Exercise details: Taking the listing below line by line, tally those that contain the string "from". Give the total alone.
□ □ □ □
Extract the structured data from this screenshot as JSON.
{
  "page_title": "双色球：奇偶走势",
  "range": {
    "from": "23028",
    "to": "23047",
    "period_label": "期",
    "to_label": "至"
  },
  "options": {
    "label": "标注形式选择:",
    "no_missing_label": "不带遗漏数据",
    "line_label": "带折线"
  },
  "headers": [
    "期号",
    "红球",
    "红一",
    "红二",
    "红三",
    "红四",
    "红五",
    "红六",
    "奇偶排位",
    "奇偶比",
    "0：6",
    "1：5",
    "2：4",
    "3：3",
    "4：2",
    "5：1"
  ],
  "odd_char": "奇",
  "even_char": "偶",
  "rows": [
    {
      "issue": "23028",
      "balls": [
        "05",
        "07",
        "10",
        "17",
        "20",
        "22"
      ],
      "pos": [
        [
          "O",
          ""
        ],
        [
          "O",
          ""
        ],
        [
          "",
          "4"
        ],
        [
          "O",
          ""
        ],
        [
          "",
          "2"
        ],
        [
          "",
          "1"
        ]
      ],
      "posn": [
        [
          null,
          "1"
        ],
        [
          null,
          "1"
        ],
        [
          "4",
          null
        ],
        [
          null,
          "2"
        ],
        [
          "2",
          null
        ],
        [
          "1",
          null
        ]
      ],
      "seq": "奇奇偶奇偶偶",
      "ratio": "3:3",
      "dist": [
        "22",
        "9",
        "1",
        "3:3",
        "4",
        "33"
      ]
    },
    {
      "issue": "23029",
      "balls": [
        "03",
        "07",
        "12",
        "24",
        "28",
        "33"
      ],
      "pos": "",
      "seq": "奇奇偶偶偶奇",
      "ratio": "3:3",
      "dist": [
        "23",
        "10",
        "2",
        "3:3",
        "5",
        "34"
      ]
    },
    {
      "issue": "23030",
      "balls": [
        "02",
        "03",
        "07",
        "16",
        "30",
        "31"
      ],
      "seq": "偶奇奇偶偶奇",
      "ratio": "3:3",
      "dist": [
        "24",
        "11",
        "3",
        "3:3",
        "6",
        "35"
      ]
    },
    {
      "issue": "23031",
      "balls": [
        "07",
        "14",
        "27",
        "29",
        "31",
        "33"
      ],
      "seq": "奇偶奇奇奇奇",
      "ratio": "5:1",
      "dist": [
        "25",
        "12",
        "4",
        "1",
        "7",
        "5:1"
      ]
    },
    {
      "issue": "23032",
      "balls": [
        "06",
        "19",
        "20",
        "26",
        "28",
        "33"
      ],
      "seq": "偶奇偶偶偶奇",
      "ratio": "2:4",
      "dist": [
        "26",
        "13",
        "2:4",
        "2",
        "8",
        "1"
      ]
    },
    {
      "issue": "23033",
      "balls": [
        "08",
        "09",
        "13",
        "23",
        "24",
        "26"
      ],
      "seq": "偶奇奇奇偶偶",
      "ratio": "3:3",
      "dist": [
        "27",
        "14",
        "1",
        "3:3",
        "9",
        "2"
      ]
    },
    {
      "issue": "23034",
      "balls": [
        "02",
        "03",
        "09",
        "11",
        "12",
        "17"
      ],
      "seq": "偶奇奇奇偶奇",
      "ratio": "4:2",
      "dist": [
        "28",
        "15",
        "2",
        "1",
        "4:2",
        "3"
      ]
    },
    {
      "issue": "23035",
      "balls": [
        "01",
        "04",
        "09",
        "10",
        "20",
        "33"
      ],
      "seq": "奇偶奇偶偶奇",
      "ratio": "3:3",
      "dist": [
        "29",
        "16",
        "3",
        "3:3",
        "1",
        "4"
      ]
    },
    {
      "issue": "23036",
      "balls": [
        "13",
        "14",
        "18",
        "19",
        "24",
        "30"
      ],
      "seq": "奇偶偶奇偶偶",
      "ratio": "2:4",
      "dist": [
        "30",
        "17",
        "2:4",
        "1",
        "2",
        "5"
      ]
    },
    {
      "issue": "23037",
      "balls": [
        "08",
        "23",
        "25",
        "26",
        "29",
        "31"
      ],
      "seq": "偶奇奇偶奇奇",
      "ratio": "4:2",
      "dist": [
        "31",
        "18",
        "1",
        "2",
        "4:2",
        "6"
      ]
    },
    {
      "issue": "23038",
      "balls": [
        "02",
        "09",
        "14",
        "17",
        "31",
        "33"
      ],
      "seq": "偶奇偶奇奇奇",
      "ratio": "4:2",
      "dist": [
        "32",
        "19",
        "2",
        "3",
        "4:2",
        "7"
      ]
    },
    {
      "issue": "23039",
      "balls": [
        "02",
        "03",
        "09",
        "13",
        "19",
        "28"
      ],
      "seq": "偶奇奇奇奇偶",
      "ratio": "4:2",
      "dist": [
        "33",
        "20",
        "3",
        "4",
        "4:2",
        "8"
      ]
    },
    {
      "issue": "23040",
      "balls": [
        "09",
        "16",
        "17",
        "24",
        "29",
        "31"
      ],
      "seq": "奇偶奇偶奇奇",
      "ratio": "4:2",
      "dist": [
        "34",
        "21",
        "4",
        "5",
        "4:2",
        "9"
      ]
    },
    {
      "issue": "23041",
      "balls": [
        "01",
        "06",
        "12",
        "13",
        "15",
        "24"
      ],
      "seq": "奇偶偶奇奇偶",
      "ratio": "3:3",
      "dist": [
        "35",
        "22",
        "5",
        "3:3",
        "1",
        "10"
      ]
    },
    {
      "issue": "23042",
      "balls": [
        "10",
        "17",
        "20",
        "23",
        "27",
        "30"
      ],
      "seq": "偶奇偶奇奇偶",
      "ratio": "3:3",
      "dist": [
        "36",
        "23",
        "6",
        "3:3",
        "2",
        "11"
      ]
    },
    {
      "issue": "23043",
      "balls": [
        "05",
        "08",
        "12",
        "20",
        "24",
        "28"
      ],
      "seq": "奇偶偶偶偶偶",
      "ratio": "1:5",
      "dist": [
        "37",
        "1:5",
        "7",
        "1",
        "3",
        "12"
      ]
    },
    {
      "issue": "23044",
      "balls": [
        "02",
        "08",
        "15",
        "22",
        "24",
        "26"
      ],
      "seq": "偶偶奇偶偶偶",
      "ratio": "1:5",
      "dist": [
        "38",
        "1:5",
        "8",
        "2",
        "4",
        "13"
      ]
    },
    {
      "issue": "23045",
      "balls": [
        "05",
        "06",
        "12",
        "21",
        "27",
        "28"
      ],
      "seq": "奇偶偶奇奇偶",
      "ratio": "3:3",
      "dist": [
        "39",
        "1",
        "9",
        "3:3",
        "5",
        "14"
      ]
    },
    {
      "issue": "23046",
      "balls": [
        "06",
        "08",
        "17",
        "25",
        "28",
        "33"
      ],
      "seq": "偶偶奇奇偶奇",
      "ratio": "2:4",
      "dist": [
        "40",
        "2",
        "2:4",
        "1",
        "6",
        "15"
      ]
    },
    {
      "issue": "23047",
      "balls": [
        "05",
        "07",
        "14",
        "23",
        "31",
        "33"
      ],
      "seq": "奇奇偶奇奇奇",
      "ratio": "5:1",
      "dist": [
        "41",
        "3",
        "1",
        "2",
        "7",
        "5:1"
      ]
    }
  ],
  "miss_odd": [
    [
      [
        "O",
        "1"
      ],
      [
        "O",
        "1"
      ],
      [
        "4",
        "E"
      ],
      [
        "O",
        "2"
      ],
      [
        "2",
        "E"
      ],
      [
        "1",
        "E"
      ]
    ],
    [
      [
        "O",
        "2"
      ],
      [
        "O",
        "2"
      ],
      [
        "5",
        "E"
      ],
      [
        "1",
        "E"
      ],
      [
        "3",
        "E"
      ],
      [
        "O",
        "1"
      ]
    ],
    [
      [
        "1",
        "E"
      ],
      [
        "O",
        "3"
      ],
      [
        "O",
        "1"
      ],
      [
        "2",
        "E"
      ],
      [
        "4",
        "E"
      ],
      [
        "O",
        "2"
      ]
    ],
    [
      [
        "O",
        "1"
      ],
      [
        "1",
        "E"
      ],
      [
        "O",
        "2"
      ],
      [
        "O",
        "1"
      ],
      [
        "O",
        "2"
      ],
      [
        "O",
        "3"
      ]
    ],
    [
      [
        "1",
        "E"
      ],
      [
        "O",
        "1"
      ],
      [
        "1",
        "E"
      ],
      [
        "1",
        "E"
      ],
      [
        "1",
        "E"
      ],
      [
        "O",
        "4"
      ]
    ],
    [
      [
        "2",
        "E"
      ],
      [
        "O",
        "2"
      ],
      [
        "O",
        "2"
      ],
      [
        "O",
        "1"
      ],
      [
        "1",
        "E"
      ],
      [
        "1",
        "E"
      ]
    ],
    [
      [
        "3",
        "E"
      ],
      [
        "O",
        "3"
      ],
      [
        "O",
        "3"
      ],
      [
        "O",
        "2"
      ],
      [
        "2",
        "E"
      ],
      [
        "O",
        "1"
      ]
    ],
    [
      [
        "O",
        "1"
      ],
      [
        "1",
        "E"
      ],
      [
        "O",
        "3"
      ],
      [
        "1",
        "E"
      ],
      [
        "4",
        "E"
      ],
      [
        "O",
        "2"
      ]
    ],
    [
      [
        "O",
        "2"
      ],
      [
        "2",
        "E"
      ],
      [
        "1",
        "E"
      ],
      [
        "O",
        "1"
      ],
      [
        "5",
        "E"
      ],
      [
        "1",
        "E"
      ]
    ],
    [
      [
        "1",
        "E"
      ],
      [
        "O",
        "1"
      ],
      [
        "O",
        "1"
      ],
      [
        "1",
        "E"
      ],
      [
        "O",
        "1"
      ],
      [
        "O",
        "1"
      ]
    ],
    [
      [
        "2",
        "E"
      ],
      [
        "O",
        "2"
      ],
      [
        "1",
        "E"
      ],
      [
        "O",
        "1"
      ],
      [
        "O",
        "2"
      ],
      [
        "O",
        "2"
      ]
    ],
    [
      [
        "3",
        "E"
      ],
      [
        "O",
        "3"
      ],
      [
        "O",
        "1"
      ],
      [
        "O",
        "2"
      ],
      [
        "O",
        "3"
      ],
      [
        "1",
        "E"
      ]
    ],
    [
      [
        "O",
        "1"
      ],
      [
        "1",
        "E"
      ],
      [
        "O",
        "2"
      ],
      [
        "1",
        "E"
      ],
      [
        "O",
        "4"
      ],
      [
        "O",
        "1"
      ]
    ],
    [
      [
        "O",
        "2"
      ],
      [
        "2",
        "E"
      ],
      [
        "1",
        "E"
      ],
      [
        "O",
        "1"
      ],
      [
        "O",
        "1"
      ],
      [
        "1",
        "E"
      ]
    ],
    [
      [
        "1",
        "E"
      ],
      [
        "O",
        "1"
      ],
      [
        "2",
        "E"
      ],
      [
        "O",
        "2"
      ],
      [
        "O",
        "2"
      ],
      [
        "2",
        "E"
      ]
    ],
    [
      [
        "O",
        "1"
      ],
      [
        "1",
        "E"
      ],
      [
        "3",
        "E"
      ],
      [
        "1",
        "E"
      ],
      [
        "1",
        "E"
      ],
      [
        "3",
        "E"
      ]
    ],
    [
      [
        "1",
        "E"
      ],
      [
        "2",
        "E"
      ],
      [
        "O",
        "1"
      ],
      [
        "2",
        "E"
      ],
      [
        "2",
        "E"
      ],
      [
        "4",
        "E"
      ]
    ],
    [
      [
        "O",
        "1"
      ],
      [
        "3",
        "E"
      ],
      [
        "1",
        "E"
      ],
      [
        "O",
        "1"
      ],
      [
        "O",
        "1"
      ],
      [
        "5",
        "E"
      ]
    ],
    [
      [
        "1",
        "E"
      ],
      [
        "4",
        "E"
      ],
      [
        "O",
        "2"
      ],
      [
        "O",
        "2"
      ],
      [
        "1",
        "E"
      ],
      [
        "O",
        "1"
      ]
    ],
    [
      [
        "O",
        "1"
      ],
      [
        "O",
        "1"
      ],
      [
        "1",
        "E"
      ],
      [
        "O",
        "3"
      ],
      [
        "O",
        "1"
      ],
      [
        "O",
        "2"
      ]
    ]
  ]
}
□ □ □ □
Task response: 2